Dry Air in the Office is No Good!
There is no denying that along with cold winter weather comes dry winter air. And, we can all agree that dry air in the office is no good! This low humidity affects us in many ways from increasing our chance for illness to annoying skin conditions. But, here’s the good news: there are ways to combat theses effects. Here are some of the adverse effects of dry air in the office.
Harsh winter winds combined with radiated dry heat is the perfect recipe for dry eyes. These office conditions cause an unexpected moisture evaporation inside your eyes. Therefore causing a sudden onset of the disorder because your tear duct glands cannot produce replacement fluid quick enough. The result? Itchy, dry eyes, a slight burning sensation, or overly watery eyes.
You will also notice an increase of static electricity during the cold, drier months. Humid air acts as a damper for conducting charges through the air. Remove the humidity and higher the voltage of static discharges. The drier air is also the culprit behind static cling. While these are not dangerous to your health, they sure are annoying.
When we breathe dry air, it has the potential to create certain respiratory ailments. Folks usually see an increase of asthma, bronchitis, sinusitis, and nosebleeds. This is due to not only a drop in the temperature, but a significant decrease in the air’s humidity. Breathing dry air is a potential health hazard which can cause such respiratory ailments as asthma, bronchitis, sinusitis, and/or nosebleeds.
Believe it or not, but you may also suffer from general dehydration caused by dry winter air. It causes moisture evaporation which is the source of skin irritations. With the cold seasonal changes comes the onset of “winter itch.” The result is cracked, dry, itchy skin that leaves you susceptible to infection.
Studies have show that low humidity and cold temps encourage the flu virus. These conditions help the virus survive longer, while simultaneously increasing the ability to spread from one person to another. The studies have also linked winter nasal congestion to lower humidity levels.
Wage War on Winter
Here are some ways to combat the adverse affects of dry air in the office this winter.
- Drink Plenty Of Water
Combat dehydration this winter by keeping a bottle of water handy and keep it filled throughout the day, replenishing it as soon as you finish it. Another Bonus? It will remind you to get up and walk around periodically. These combined elements offer positive effects on your health!
- Turn Off Printers and Other Machines
Most modern offices use a ton of electronics such as printers, scanners, computers, photocopiers and paper shredders.
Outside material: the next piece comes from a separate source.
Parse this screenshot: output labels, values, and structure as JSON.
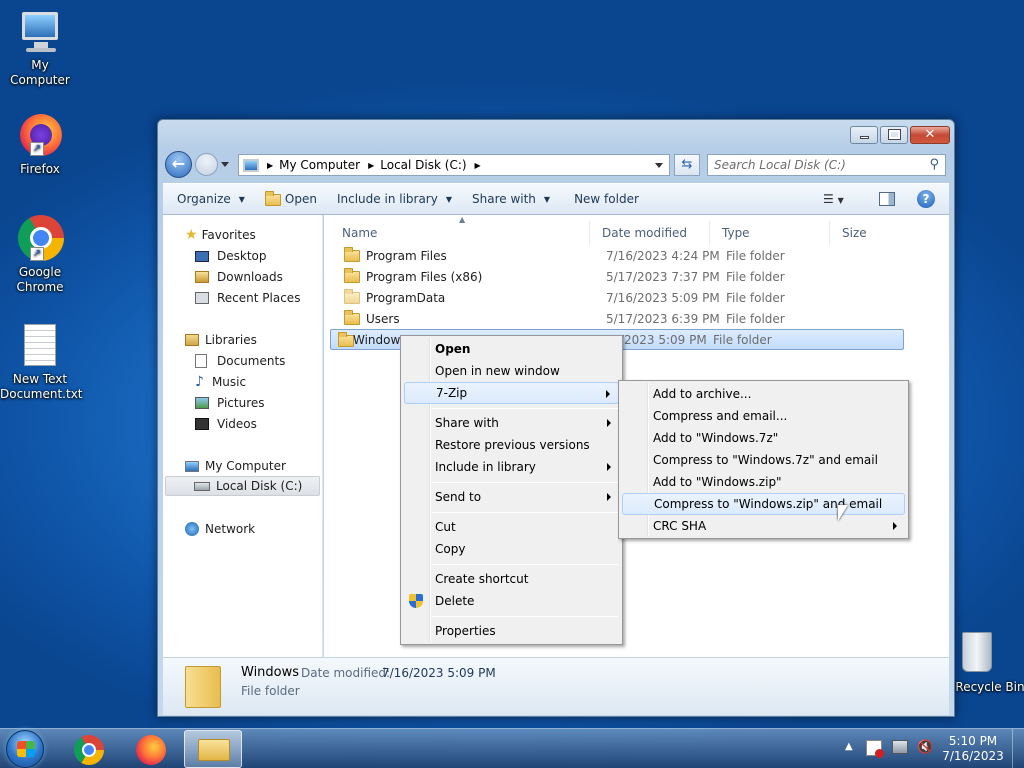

These tools emit a significant amount of heat, into an already dry environment. The solution? Turn them off when not in use. It could also save on your energy bills too!
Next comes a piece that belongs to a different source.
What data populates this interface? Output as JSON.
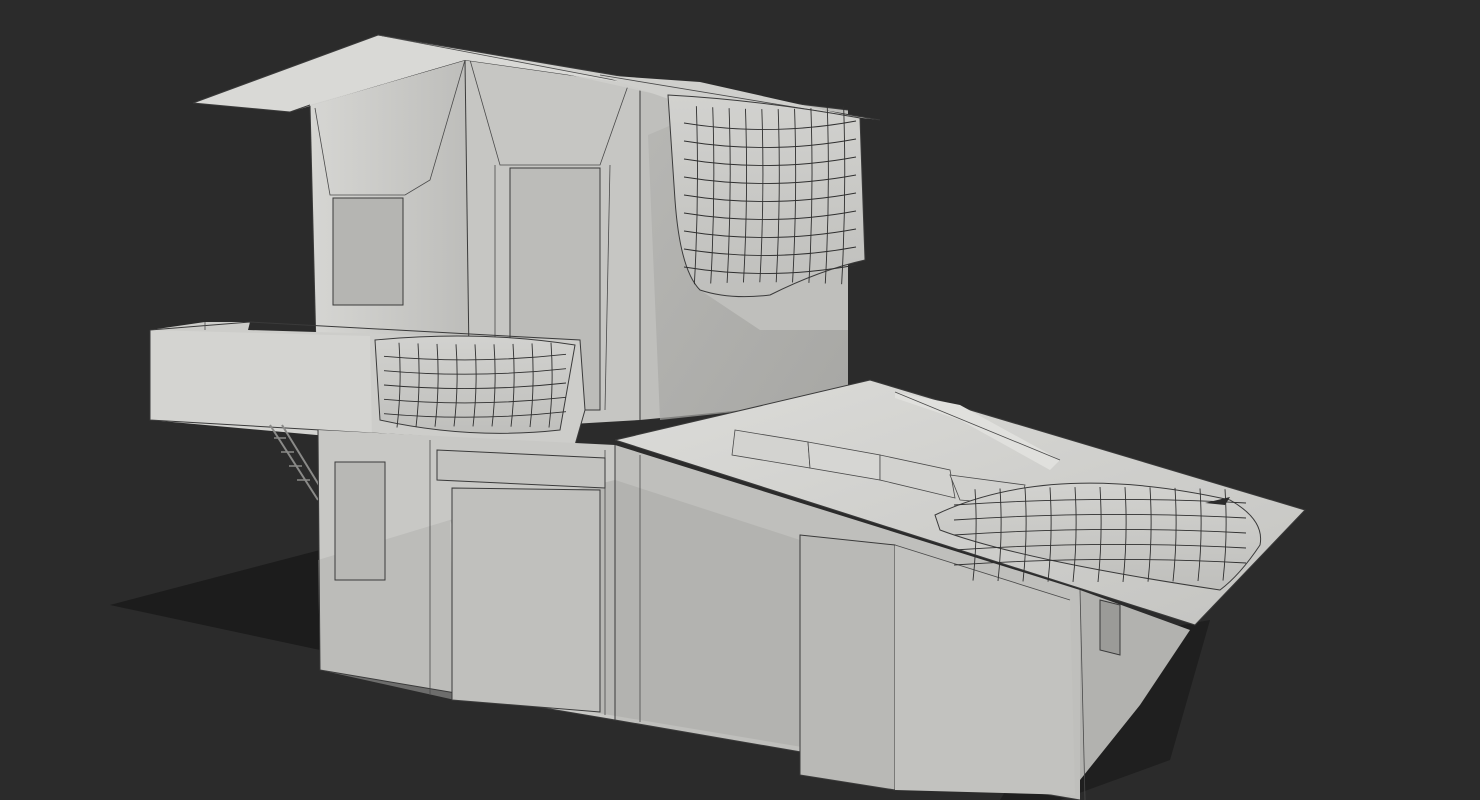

- Add a Little Green
Plants wok double duty by cleaning the air and adding moisture through transpiration. There are certain types of plant that work best to improve indoor air quality. Plants are also an inexpensive way to decorate. One special note, check to see if anyone in your office suffers from pollen allergies and chose non-allergic type plants.
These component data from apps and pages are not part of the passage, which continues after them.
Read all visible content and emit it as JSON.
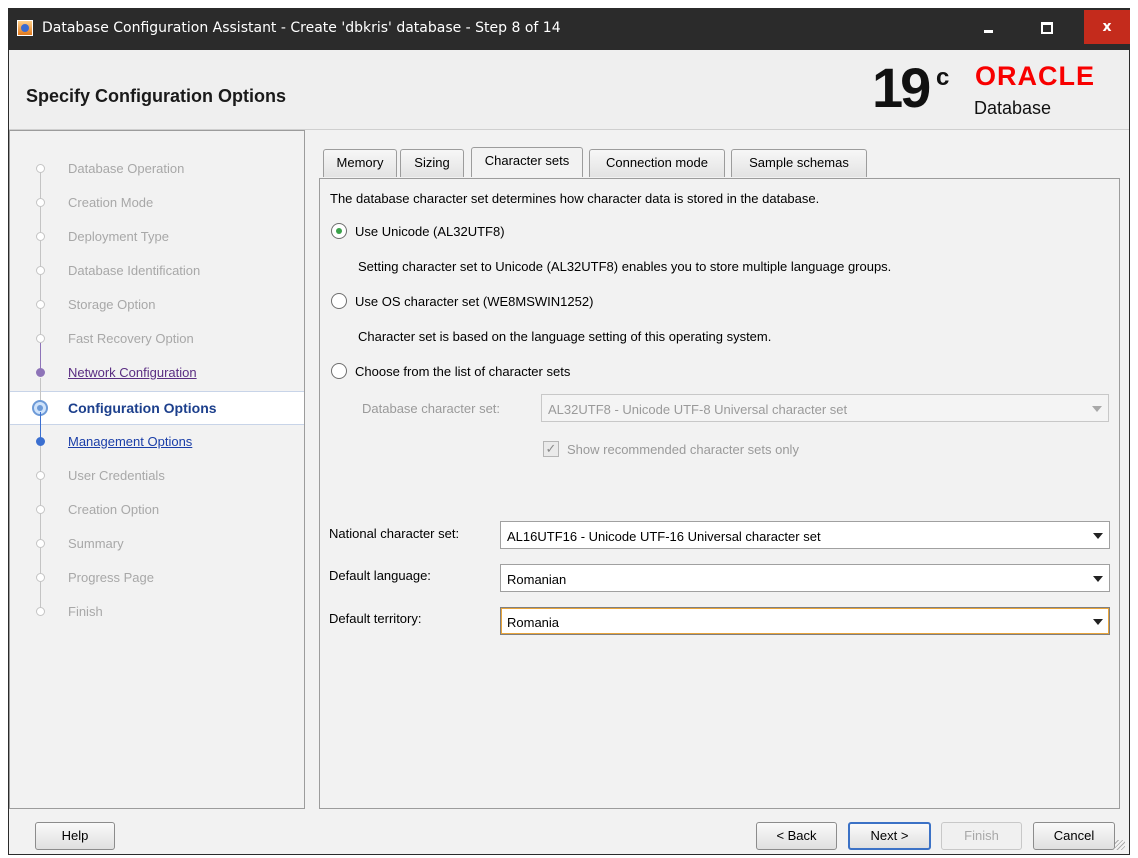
{
  "window": {
    "title": "Database Configuration Assistant - Create 'dbkris' database - Step 8 of 14"
  },
  "header": {
    "page_title": "Specify Configuration Options",
    "logo_version": "19",
    "logo_superscript": "c",
    "logo_brand": "ORACLE",
    "logo_product": "Database"
  },
  "steps": [
    {
      "label": "Database Operation",
      "state": "done"
    },
    {
      "label": "Creation Mode",
      "state": "done"
    },
    {
      "label": "Deployment Type",
      "state": "done"
    },
    {
      "label": "Database Identification",
      "state": "done"
    },
    {
      "label": "Storage Option",
      "state": "done"
    },
    {
      "label": "Fast Recovery Option",
      "state": "done"
    },
    {
      "label": "Network Configuration",
      "state": "visited"
    },
    {
      "label": "Configuration Options",
      "state": "current"
    },
    {
      "label": "Management Options",
      "state": "link"
    },
    {
      "label": "User Credentials",
      "state": "pending"
    },
    {
      "label": "Creation Option",
      "state": "pending"
    },
    {
      "label": "Summary",
      "state": "pending"
    },
    {
      "label": "Progress Page",
      "state": "pending"
    },
    {
      "label": "Finish",
      "state": "pending"
    }
  ],
  "tabs": [
    {
      "label": "Memory",
      "active": false
    },
    {
      "label": "Sizing",
      "active": false
    },
    {
      "label": "Character sets",
      "active": true
    },
    {
      "label": "Connection mode",
      "active": false
    },
    {
      "label": "Sample schemas",
      "active": false
    }
  ],
  "charset": {
    "intro": "The database character set determines how character data is stored in the database.",
    "opt_unicode": "Use Unicode (AL32UTF8)",
    "opt_unicode_desc": "Setting character set to Unicode (AL32UTF8) enables you to store multiple language groups.",
    "opt_os": "Use OS character set (WE8MSWIN1252)",
    "opt_os_desc": "Character set is based on the language setting of this operating system.",
    "opt_list": "Choose from the list of character sets",
    "db_charset_label": "Database character set:",
    "db_charset_value": "AL32UTF8 - Unicode UTF-8 Universal character set",
    "recommended_label": "Show recommended character sets only",
    "selected_option": "unicode"
  },
  "nls": {
    "national_label": "National character set:",
    "national_value": "AL16UTF16 - Unicode UTF-16 Universal character set",
    "language_label": "Default language:",
    "language_value": "Romanian",
    "territory_label": "Default territory:",
    "territory_value": "Romania"
  },
  "footer": {
    "help": "Help",
    "back": "< Back",
    "next": "Next >",
    "finish": "Finish",
    "cancel": "Cancel"
  },
  "colors": {
    "oracle_red": "#f80000",
    "current_step": "#1c3f8c",
    "link_step": "#1a3ea8",
    "visited_step": "#5a2d82",
    "close_button": "#c42b1c"
  }
}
- Moisturize, Moisturize, Moisturize!
During winter your skin suffers. Between the dry air and addition hand washing to avoid spreading illness, you are sure to notice a real difference. Keep lotion and lip balm at your desk. Better yet, also stash travel sizes in your bag, purse and car. That way you always have the ability to moisturize.
- Bye-Bye Dry Eyes
When you are in the zone, you are so focused that you may actually forget to blink on occasion. This combined with the dry air is sure to cause a higher incidence of dry eyes. Contact lenses may aggravate the situation, even more. Therefore we suggest you keep your glasses with you at work. Eye drops offer relief as well. Remember to drink plenty of water!
Humidifiers to the Rescue
There are two types of commercial humidifiers that will make a big difference.
- Bypass humidifiers
A bypass humidifier is one that uses the airflow created by your furnace or air handler to deliver moisture through your workspace. Bypass humidifiers typically mount out of sight in the basement or attic (when applicable). They also need very little maintenance. They can add up to 17 gallons of moisture daily to the air flowing through your ducts. Optional automatic humidity controls allow you the ability to regulate the indoor humidity you’d prefer.
- Power humidifiers
A power humidifier uses its own electric fan to deliver moist air throughout your space. There are some that will add up to 18 gallons of moisture to the air. It uses powerful fans that humidify the air even when your heating and air-conditioning system is not operating.
Do you still have questions how to deal with dry air in the office this winter? Contact the Severn Group. We offer a variety of HVAC solutions that will improve the indoor air quality of your workplace.